## What you are asked to do
Search the entries for lines that contain the word "active", and report each one found.

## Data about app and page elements
▬▬▬▬▬▬▬▬▬▬

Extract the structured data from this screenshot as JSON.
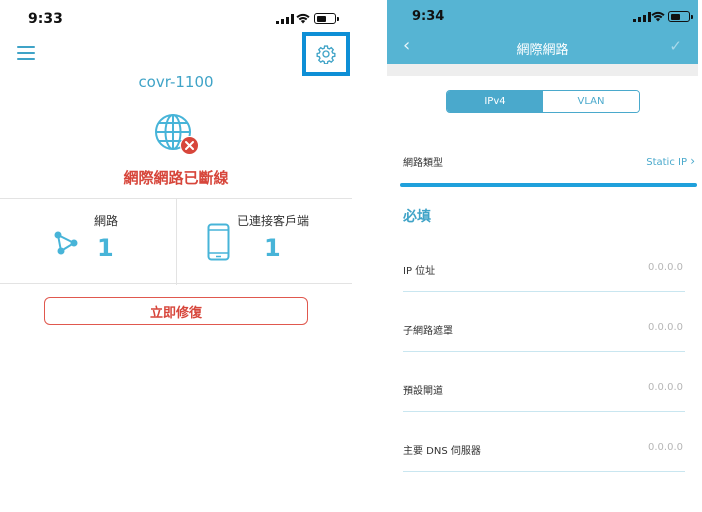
{
  "left": {
    "status_bar": {
      "time": "9:33"
    },
    "device_name": "covr-1100",
    "internet_status": "網際網路已斷線",
    "stats": {
      "network": {
        "label": "網路",
        "value": "1"
      },
      "clients": {
        "label": "已連接客戶端",
        "value": "1"
      }
    },
    "repair_button": "立即修復",
    "colors": {
      "accent": "#47b4d8",
      "error": "#d7463b",
      "highlight_box": "#0e8fd6"
    }
  },
  "right": {
    "status_bar": {
      "time": "9:34"
    },
    "header": {
      "title": "網際網路"
    },
    "tabs": [
      {
        "label": "IPv4",
        "active": true
      },
      {
        "label": "VLAN",
        "active": false
      }
    ],
    "connection_type": {
      "label": "網路類型",
      "value": "Static IP"
    },
    "section_title": "必填",
    "fields": [
      {
        "label": "IP 位址",
        "placeholder": "0.0.0.0"
      },
      {
        "label": "子網路遮罩",
        "placeholder": "0.0.0.0"
      },
      {
        "label": "預設閘道",
        "placeholder": "0.0.0.0"
      },
      {
        "label": "主要 DNS 伺服器",
        "placeholder": "0.0.0.0"
      }
    ],
    "colors": {
      "header": "#56b4d3",
      "accent": "#4aa9cc"
    }
  }
}
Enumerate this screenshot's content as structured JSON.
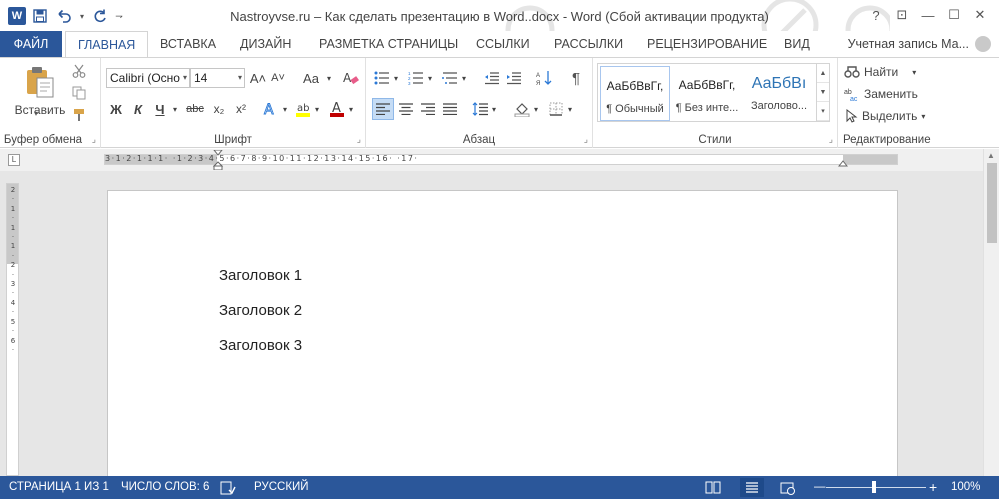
{
  "window": {
    "title": "Nastroyvse.ru – Как сделать презентацию в Word..docx - Word (Сбой активации продукта)"
  },
  "quick_access": {
    "app_icon": "W",
    "save_icon": "save-icon",
    "undo_icon": "undo-icon",
    "redo_icon": "redo-icon"
  },
  "window_controls": [
    "?",
    "⊡",
    "—",
    "☐",
    "✕"
  ],
  "tabs": {
    "file": "ФАЙЛ",
    "items": [
      "ГЛАВНАЯ",
      "ВСТАВКА",
      "ДИЗАЙН",
      "РАЗМЕТКА СТРАНИЦЫ",
      "ССЫЛКИ",
      "РАССЫЛКИ",
      "РЕЦЕНЗИРОВАНИЕ",
      "ВИД"
    ],
    "active": "ГЛАВНАЯ",
    "account": "Учетная запись Ма..."
  },
  "ribbon": {
    "clipboard": {
      "label": "Буфер обмена",
      "paste": "Вставить"
    },
    "font": {
      "label": "Шрифт",
      "font_name": "Calibri (Осно",
      "font_size": "14",
      "grow": "A˄",
      "shrink": "A˅",
      "case": "Aa",
      "bold": "Ж",
      "italic": "К",
      "underline": "Ч",
      "strike": "abc",
      "subscript": "x₂",
      "superscript": "x²"
    },
    "paragraph": {
      "label": "Абзац",
      "pilcrow": "¶"
    },
    "styles": {
      "label": "Стили",
      "items": [
        {
          "sample": "АаБбВвГг,",
          "name": "¶ Обычный"
        },
        {
          "sample": "АаБбВвГг,",
          "name": "¶ Без инте..."
        },
        {
          "sample": "АаБбВı",
          "name": "Заголово..."
        }
      ]
    },
    "editing": {
      "label": "Редактирование",
      "find": "Найти",
      "replace": "Заменить",
      "select": "Выделить"
    }
  },
  "ruler": {
    "horizontal": "3·1·2·1·1·1·  ·1·2·3·4·5·6·7·8·9·10·11·12·13·14·15·16·  ·17·",
    "corner": "L",
    "vertical": [
      "2",
      "·",
      "1",
      "·",
      "1",
      "·",
      "1",
      "·",
      "2",
      "·",
      "3",
      "·",
      "4",
      "·",
      "5",
      "·",
      "6",
      "·"
    ]
  },
  "document": {
    "paragraphs": [
      "Заголовок 1",
      "Заголовок 2",
      "Заголовок 3"
    ]
  },
  "status": {
    "page": "СТРАНИЦА 1 ИЗ 1",
    "words": "ЧИСЛО СЛОВ: 6",
    "language": "РУССКИЙ",
    "zoom": "100%",
    "zoom_fraction": 0.5
  },
  "colors": {
    "accent": "#2b579a",
    "highlight": "#ffff00",
    "font_color": "#c00000"
  }
}
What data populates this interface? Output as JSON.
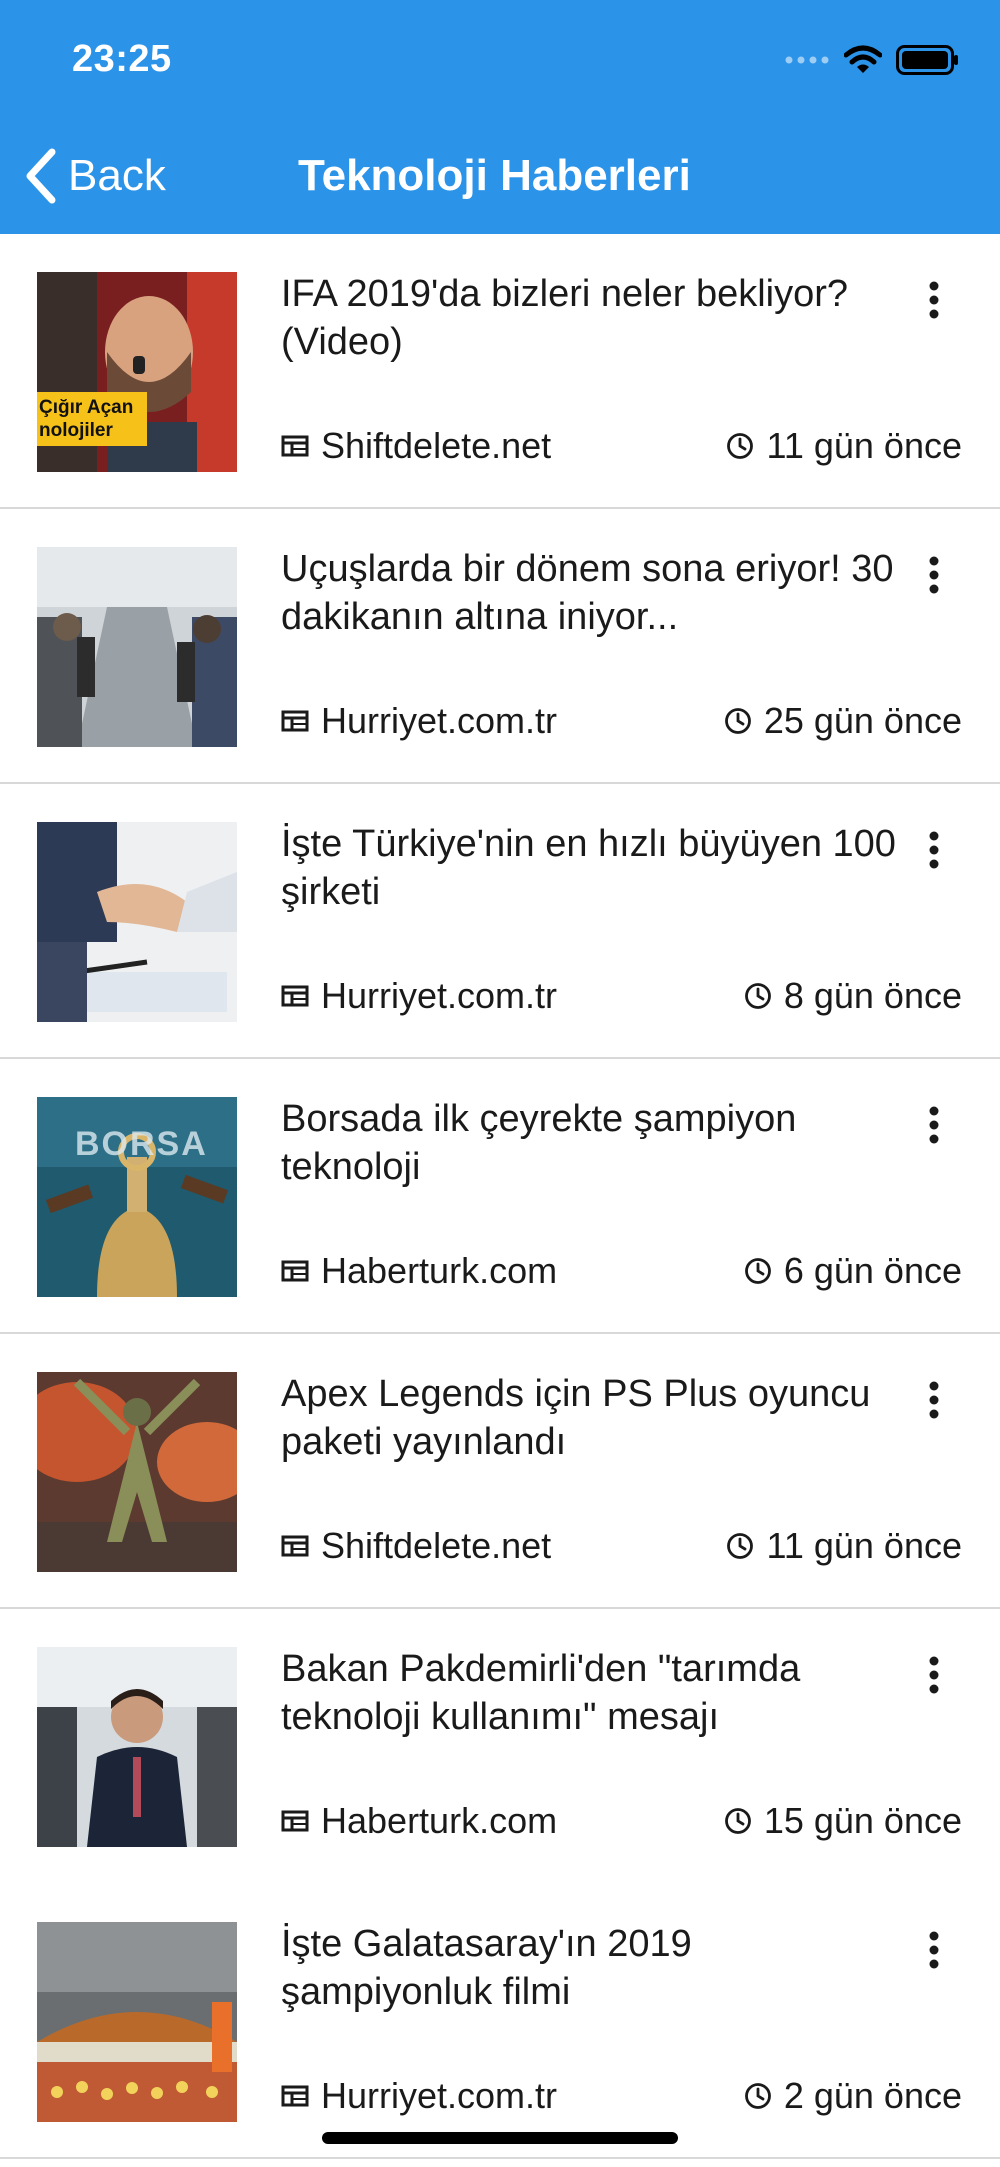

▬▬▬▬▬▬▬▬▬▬

## Answer box
        "active": true
        "active": false
    "active": "ГЛАВНАЯ",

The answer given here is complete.